– Sen. Tom Udall (D-NM) amendment 192, to increase access to healthcare for veterans in rural areas.
– Sen. Al Franken (D-Minn.) amendment 479, to add provisions on financial aid award letters.
– Sen. Max Baucus (D-Mont.) amendment 581, to exempt states from remote sales of business inputs.
– Sen. Robert Casey (D-Pa.) amendment 265, to prohibit certain revisions of allocations for workforce investment measures that lack program integrity controls for the Job Corps program.
– Sen. Bernie Sanders (I-Vt.) amendment 594, to fund OAA home delivered meals.
– Sen. Ron Wyden (D-Ore.) amendment 618, to address anti dumping/countervailing duties.
– Sen. Carl Levin (D-Mich.) amendment 430, as modified, to collect offshore tax on corporations.

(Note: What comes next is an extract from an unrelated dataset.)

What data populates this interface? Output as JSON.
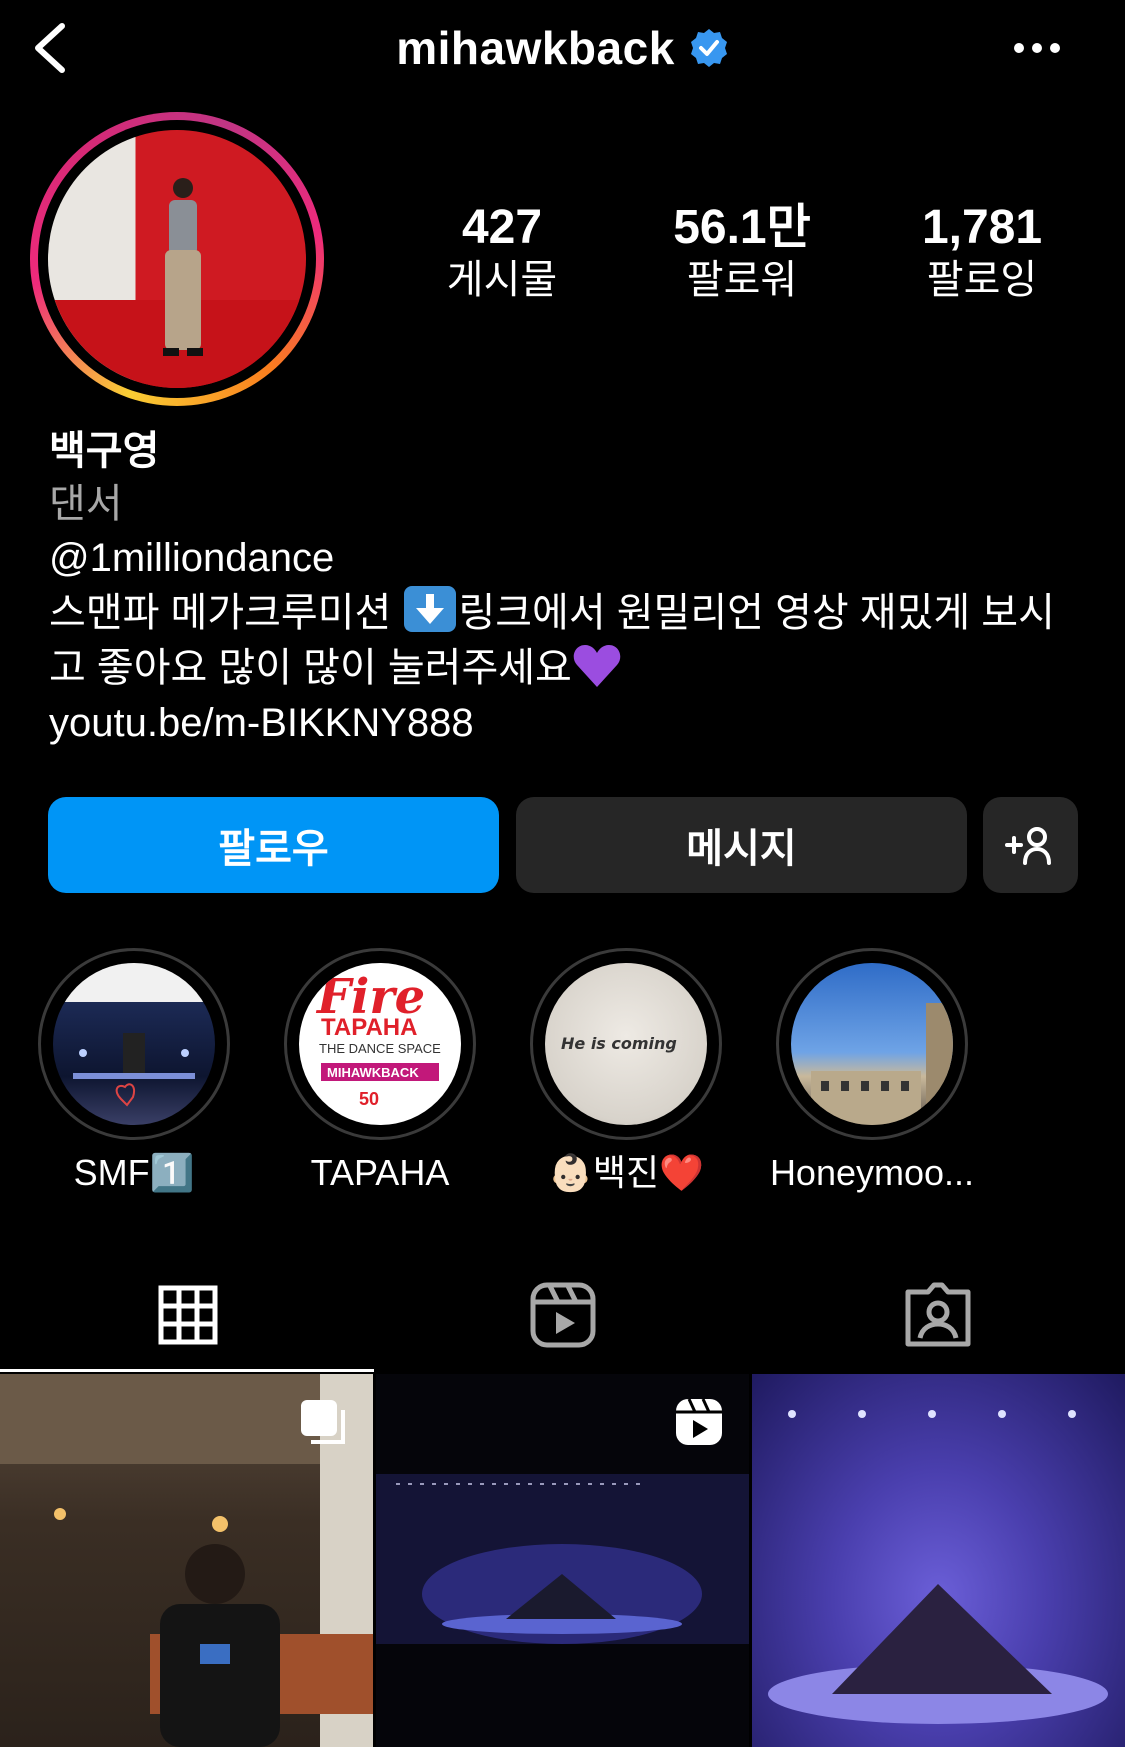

– Sen. Joe Manchin (D-W.Va.) amendment 499, for Energy research and development to comply with greenhouse gas rules.
– Sen. Pat Toomey (R-Pa.) amendment 434, to increase funding for inland waterways systems.
– Sen. Dan Coats (R-Ind.) amendment 195, to require fuller reporting on possible costs to taxpayers of any budget submitted by the president.
– Sen. John Hoeven (R-N.D.) amendment 319, to provide additional resources to Criminal Investigations and Police Services of the Bureau of Indian Affairs.
– Sen. Kelly Ayotte (R-N.H.) amendment 161, to have a full audit of the financial statements of the Department of Defense by 2017.
– Sen. Mark Kirk (R-Ill.) amendment 671, to address Iran sanctions.
– Sen. Lisa Murkowski amendment 672, to provide fishery assistance.
– Sen. Marco Rubio amendment 623, to express the sense of the Senate on use of NASA facilities.
– Sen. Lamar Alexander (R-Tenn.) amendment 348, to ensure public access for fishing near Army Corps dams.
– Sen. John Boozman (R-Ark.) amendment 389, to reduce regulatory burdens on community banks.
– Sen. Dean Heller (R-Nev.) amendment 477, to fund per diem payments to care for homeless veterans.
– Sen. John Hoeven (R-N.D.) amendment 217, to support programs related to the nuclear missions of the Department of Defense and the National Nuclear Security Administration.
– Sen. Mike Enzi (R-Wyo.) amendment 489, to provide for a tax reform transition.
– Sen. John Hoeven (R-N.D.) amendment 655, to support tribal education programs.
– Sen. Dick Durbin (D-Ill.) amendment 525, to increase biomedical research at the National Institute of Health.